My husband used to fret that I was convinced civilization was about to collapse because I watched zombie movies, but he had it backwards. Having grown up in 1950s and '60s Detroit, I saw firsthand how fragile even apparently solid social infrastructures can be, and ours seem particularly vulnerable these days. To pick just three existential threats out of a very large hat, hackers are poised to shut down the Internet, a foreign dictator plays chicken with nukes while an American presidential candidate keeps asking why we don't use ours, and a global refugee crisis makes homelessness in New York City look manageable by comparison. That's why I love stories about the zombie apocalypse: They're a safe way to explore my fears about the breakdown of society, and to imagine how we might rebuild our lives and create communities after a major disaster.
Wednesday, October 12, 2016

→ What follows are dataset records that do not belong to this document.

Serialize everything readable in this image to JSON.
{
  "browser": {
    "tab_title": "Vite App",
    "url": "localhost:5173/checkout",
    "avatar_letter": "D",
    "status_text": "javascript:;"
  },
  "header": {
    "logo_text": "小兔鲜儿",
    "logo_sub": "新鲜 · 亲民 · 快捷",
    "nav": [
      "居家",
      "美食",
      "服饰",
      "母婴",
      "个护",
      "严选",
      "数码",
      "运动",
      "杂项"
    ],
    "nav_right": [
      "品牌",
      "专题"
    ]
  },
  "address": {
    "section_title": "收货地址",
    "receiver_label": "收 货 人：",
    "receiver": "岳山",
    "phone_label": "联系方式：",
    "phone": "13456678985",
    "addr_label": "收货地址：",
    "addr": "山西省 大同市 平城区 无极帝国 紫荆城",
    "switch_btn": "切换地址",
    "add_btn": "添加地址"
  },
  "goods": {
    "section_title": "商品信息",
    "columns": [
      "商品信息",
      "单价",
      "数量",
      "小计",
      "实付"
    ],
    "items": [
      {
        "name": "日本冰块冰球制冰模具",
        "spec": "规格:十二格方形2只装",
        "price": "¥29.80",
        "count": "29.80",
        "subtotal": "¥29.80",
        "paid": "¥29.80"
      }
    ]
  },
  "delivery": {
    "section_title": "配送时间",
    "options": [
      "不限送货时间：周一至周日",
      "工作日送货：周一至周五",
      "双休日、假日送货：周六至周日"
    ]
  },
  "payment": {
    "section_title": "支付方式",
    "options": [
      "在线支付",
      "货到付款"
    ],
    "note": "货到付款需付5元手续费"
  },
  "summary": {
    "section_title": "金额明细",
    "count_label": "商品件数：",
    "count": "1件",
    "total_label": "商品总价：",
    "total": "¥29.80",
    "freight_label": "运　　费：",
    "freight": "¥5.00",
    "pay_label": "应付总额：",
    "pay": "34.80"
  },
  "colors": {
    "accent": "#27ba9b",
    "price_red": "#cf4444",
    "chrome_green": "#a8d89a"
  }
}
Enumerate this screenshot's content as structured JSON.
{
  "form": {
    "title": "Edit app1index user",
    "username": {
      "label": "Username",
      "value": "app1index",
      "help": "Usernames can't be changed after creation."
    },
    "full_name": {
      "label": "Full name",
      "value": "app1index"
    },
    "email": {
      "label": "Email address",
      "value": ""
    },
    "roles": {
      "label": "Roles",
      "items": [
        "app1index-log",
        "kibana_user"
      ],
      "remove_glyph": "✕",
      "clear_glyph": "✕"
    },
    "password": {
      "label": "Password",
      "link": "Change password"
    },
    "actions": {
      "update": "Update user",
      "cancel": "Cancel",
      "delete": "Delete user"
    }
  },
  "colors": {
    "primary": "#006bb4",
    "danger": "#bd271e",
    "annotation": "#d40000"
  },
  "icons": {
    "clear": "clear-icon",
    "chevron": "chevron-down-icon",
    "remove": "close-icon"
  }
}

Laura Dern likes to tell the story of how, when she was a teenager, Martin Scorsese complimented her for having already started to build a body of work—a feat, as he pointed out, that directors often accomplish but actors rarely do. Since then, she's built an impressive portfolio of complicated women who experience life deeply. She's probably best known for Jurassic Park's highly competent Ellie, but her most memorable characters are those, like Amy Jellicoe from HBO's Enlightened, whose volcanic inner lives keep spitting up burning lava onto the character herself and anyone who gets close to her.
I spoke to Dern earlier this month about her latest role in Kelly Reichardt's Certain Women, a quietly bubbling cauldron of subterranean emotion that follows three tangentially related female characters. One of those women is Dern's Laura Wells, a lawyer with a troubled client (played by Jared Harris) whose life goes completely off the rails after he suffers an on-the-job injury his employer won't compensate him for.
In person as on screen, Dern's warm, expressive voice conveys layers of feeling. She takes her time as she answers questions, her alert attentiveness a form of grace that makes the person across the table from her feel fully engaged with. She talked about, among other things, why she loves playing “difficult” women, what has changed in her personal and professional lives since she turned 40, and how Reichardt helped her overcome the challenge of playing a character whose emotions are hidden even from herself.
I read or watched a lot of your interviews in preparation for this. You always give very thoughtful answers and even seem to enjoy yourself.
That's nice to hear! Thank you. I've never had anyone say that to me. You know, I love movies, and my parents [Bruce Dern and Diane Ladd] love movies, and I was raised with a real love of being able to connect on a love of film. Some of my parents' dearest friends have been journalists and film critics. Sheila Benson at the Los Angeles Times was one of my first godmother-advocate supporters of the choices I was making and of my staying true to loving filmmakers and participating in a vision.
Monday, October 10, 2016
“This life is nothing special, but we're enjoying it,” says O-Ei (voiced by Anne Watanabe), a young woman who apprenticed under her well-known painter father in early-19th-century Japan, at the end of the animated biography Miss Hokusai. That sentiment is probably true of most of us, yet when we're telling stories, we tend to magnify the more sensational bits. Not so with Keiichi Hara's quietly lyrical film, which condenses everyday interactions, memories, and dreams in O-Ei's life into a potent mix of all the major ingredients of a well-lived life, including family love, companionship, humor, sex, work, natural and manmade beauty, and sorrow.
The Unknown Girl plays October 12 and 13 as part of the main slate of the 54th New York Film Festival. Sundance Selects will open the film theatrically in 2017.
An excellent doctor, Jenny Davin (Adèle Haenel) pays close attention to her patients, treating them with a respectful warmth that puts them at ease. What’s more, she’s unafraid of standing up to disreputable patients who try to bully her into falsifying medical records so they can shirk work. The same skills that make her a good doctor also make her a gifted amateur detective when an African immigrant who had knocked at her clinic door after hours one night turns up dead the next day.